During the opening progressive death metal set of Mississauga's the Parallax, the positive vibes were most obvious from their bassist (who looked most at ease on stage) and their vocal local following. The band's frontman did double duty on electric guitar, not unusual except for his choice to play the guitar on its stand for all but the last song, freeing him to move about the stage with mic in hand. The Parallax's key live strength seemed to be power chords and solos, the moments when things sounded most in sync.
Exmortus, up next, took to the stage with entertaining good humour and the authority of headliners, offering a thrash-y kind of death metal that sounded huge and blasted vitality. Their set (an awesome but too-short half hour) was rife with shredding and headbanging, bringing a little California heat to a cold winter night. Their final track, "Triumph by Fire," inspired a little mosh pit and delivered some guitar-trading acrobatics, both guitarists swinging their axes onto their backs to play each other's while contorted together like a heavy metal pretzel.
The music took a more melodic turn with Omnium Gatherum's performance, their first in Toronto on this, their first North American tour. Piling on the firsts, the Finns also featured the first live keyboard of the night, and though it's the guitar and synth melodies that drive their particular flavor of death metal, it was enthusiasm that drove their live delivery. Single-gloved frontman Jukka Pelkonen was especially charismatic and had a great rapport with the audience, even jumping down to shake hands and hug fans near the end of their set. A selection from 2008's The Redshift (soon to be reissued) was the oldest track they offered; their song choices heavily and successfully emphasized their newest material, especially last year's Beyond.
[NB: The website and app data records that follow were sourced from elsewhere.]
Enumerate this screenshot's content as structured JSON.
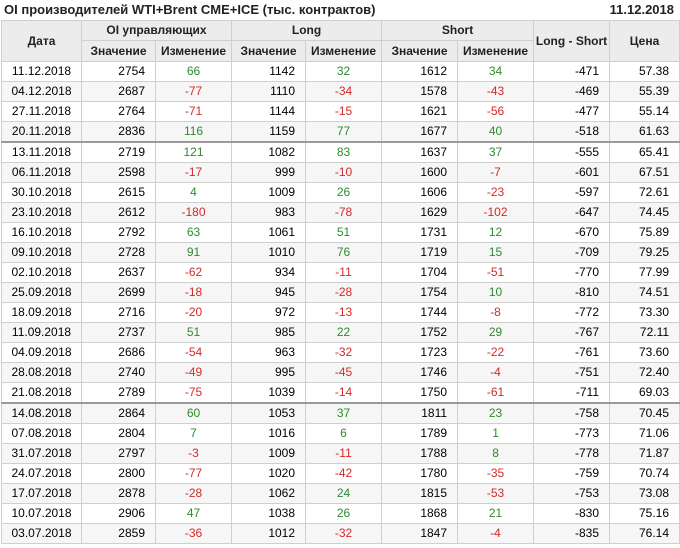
{
  "header": {
    "title": "OI производителей WTI+Brent CME+ICE (тыс. контрактов)",
    "date": "11.12.2018"
  },
  "columns": {
    "date": "Дата",
    "oi_group": "OI управляющих",
    "long_group": "Long",
    "short_group": "Short",
    "long_short": "Long - Short",
    "price": "Цена",
    "value": "Значение",
    "change": "Изменение"
  },
  "colors": {
    "positive": "#2e8b2e",
    "negative": "#d42a2a",
    "header_bg": "#ececec"
  },
  "rows": [
    {
      "date": "11.12.2018",
      "oi": "2754",
      "oi_chg": "66",
      "long": "1142",
      "long_chg": "32",
      "short": "1612",
      "short_chg": "34",
      "ls": "-471",
      "price": "57.38"
    },
    {
      "date": "04.12.2018",
      "oi": "2687",
      "oi_chg": "-77",
      "long": "1110",
      "long_chg": "-34",
      "short": "1578",
      "short_chg": "-43",
      "ls": "-469",
      "price": "55.39"
    },
    {
      "date": "27.11.2018",
      "oi": "2764",
      "oi_chg": "-71",
      "long": "1144",
      "long_chg": "-15",
      "short": "1621",
      "short_chg": "-56",
      "ls": "-477",
      "price": "55.14"
    },
    {
      "date": "20.11.2018",
      "oi": "2836",
      "oi_chg": "116",
      "long": "1159",
      "long_chg": "77",
      "short": "1677",
      "short_chg": "40",
      "ls": "-518",
      "price": "61.63"
    },
    {
      "date": "13.11.2018",
      "oi": "2719",
      "oi_chg": "121",
      "long": "1082",
      "long_chg": "83",
      "short": "1637",
      "short_chg": "37",
      "ls": "-555",
      "price": "65.41"
    },
    {
      "date": "06.11.2018",
      "oi": "2598",
      "oi_chg": "-17",
      "long": "999",
      "long_chg": "-10",
      "short": "1600",
      "short_chg": "-7",
      "ls": "-601",
      "price": "67.51"
    },
    {
      "date": "30.10.2018",
      "oi": "2615",
      "oi_chg": "4",
      "long": "1009",
      "long_chg": "26",
      "short": "1606",
      "short_chg": "-23",
      "ls": "-597",
      "price": "72.61"
    },
    {
      "date": "23.10.2018",
      "oi": "2612",
      "oi_chg": "-180",
      "long": "983",
      "long_chg": "-78",
      "short": "1629",
      "short_chg": "-102",
      "ls": "-647",
      "price": "74.45"
    },
    {
      "date": "16.10.2018",
      "oi": "2792",
      "oi_chg": "63",
      "long": "1061",
      "long_chg": "51",
      "short": "1731",
      "short_chg": "12",
      "ls": "-670",
      "price": "75.89"
    },
    {
      "date": "09.10.2018",
      "oi": "2728",
      "oi_chg": "91",
      "long": "1010",
      "long_chg": "76",
      "short": "1719",
      "short_chg": "15",
      "ls": "-709",
      "price": "79.25"
    },
    {
      "date": "02.10.2018",
      "oi": "2637",
      "oi_chg": "-62",
      "long": "934",
      "long_chg": "-11",
      "short": "1704",
      "short_chg": "-51",
      "ls": "-770",
      "price": "77.99"
    },
    {
      "date": "25.09.2018",
      "oi": "2699",
      "oi_chg": "-18",
      "long": "945",
      "long_chg": "-28",
      "short": "1754",
      "short_chg": "10",
      "ls": "-810",
      "price": "74.51"
    },
    {
      "date": "18.09.2018",
      "oi": "2716",
      "oi_chg": "-20",
      "long": "972",
      "long_chg": "-13",
      "short": "1744",
      "short_chg": "-8",
      "ls": "-772",
      "price": "73.30"
    },
    {
      "date": "11.09.2018",
      "oi": "2737",
      "oi_chg": "51",
      "long": "985",
      "long_chg": "22",
      "short": "1752",
      "short_chg": "29",
      "ls": "-767",
      "price": "72.11"
    },
    {
      "date": "04.09.2018",
      "oi": "2686",
      "oi_chg": "-54",
      "long": "963",
      "long_chg": "-32",
      "short": "1723",
      "short_chg": "-22",
      "ls": "-761",
      "price": "73.60"
    },
    {
      "date": "28.08.2018",
      "oi": "2740",
      "oi_chg": "-49",
      "long": "995",
      "long_chg": "-45",
      "short": "1746",
      "short_chg": "-4",
      "ls": "-751",
      "price": "72.40"
    },
    {
      "date": "21.08.2018",
      "oi": "2789",
      "oi_chg": "-75",
      "long": "1039",
      "long_chg": "-14",
      "short": "1750",
      "short_chg": "-61",
      "ls": "-711",
      "price": "69.03"
    },
    {
      "date": "14.08.2018",
      "oi": "2864",
      "oi_chg": "60",
      "long": "1053",
      "long_chg": "37",
      "short": "1811",
      "short_chg": "23",
      "ls": "-758",
      "price": "70.45"
    },
    {
      "date": "07.08.2018",
      "oi": "2804",
      "oi_chg": "7",
      "long": "1016",
      "long_chg": "6",
      "short": "1789",
      "short_chg": "1",
      "ls": "-773",
      "price": "71.06"
    },
    {
      "date": "31.07.2018",
      "oi": "2797",
      "oi_chg": "-3",
      "long": "1009",
      "long_chg": "-11",
      "short": "1788",
      "short_chg": "8",
      "ls": "-778",
      "price": "71.87"
    },
    {
      "date": "24.07.2018",
      "oi": "2800",
      "oi_chg": "-77",
      "long": "1020",
      "long_chg": "-42",
      "short": "1780",
      "short_chg": "-35",
      "ls": "-759",
      "price": "70.74"
    },
    {
      "date": "17.07.2018",
      "oi": "2878",
      "oi_chg": "-28",
      "long": "1062",
      "long_chg": "24",
      "short": "1815",
      "short_chg": "-53",
      "ls": "-753",
      "price": "73.08"
    },
    {
      "date": "10.07.2018",
      "oi": "2906",
      "oi_chg": "47",
      "long": "1038",
      "long_chg": "26",
      "short": "1868",
      "short_chg": "21",
      "ls": "-830",
      "price": "75.16"
    },
    {
      "date": "03.07.2018",
      "oi": "2859",
      "oi_chg": "-36",
      "long": "1012",
      "long_chg": "-32",
      "short": "1847",
      "short_chg": "-4",
      "ls": "-835",
      "price": "76.14"
    }
  ]
}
By the time Dark Tranquillity hit the stage, it was clear they'd have to be on top of their game to keep up, and despite the strangeness of seeing them perform without a live bassist (a decision made last year based on current band chemistry), they delivered. Their setlist covered a lot of ground, unsurprisingly featuring several tracks from Construct (their most recent) but also drawing from albums as far back as 1995's The Gallery. In a heartwarming moment, they also dedicated "Indifferent Suns" (from 2000's Haven) to the late Rob Cranny, Toronto metalhead and fervent Dark Tranquillity fan.
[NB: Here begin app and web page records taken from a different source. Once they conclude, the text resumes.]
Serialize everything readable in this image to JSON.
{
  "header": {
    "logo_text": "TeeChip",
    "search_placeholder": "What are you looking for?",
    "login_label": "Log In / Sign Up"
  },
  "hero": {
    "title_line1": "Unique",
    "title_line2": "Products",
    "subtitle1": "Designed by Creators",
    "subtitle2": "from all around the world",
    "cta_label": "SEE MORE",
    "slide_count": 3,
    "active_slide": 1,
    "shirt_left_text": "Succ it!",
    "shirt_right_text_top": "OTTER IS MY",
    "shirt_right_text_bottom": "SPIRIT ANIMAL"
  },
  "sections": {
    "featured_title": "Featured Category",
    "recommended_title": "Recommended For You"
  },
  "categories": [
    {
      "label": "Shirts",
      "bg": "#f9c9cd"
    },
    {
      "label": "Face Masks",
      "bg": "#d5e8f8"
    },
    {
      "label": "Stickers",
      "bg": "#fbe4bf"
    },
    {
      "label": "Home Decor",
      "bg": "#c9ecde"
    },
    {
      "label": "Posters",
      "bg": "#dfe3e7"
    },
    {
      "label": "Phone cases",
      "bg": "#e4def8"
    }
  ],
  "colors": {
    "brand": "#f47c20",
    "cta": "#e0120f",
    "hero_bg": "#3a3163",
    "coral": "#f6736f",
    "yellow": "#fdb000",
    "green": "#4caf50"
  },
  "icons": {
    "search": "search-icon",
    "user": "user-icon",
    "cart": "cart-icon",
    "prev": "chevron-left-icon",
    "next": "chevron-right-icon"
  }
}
Video projections added an impressive multimedia backdrop to the band's set (and the snatches of lyrics joining the images onscreen made it easier to sing along). But as seasoned and engaging performers, Dark Tranquillity don't need help keeping their audience's attention, a fact driven home when Mikael Stanne left the stage to sing and crowd-surf simultaneously, one of many highlights of a satisfying hour-and-a-half. When Dark Tranquillity eventually said a gracious goodnight, their uplifting energy continued to resonate, long after the final notes of "Misery's Crown" finally faded away.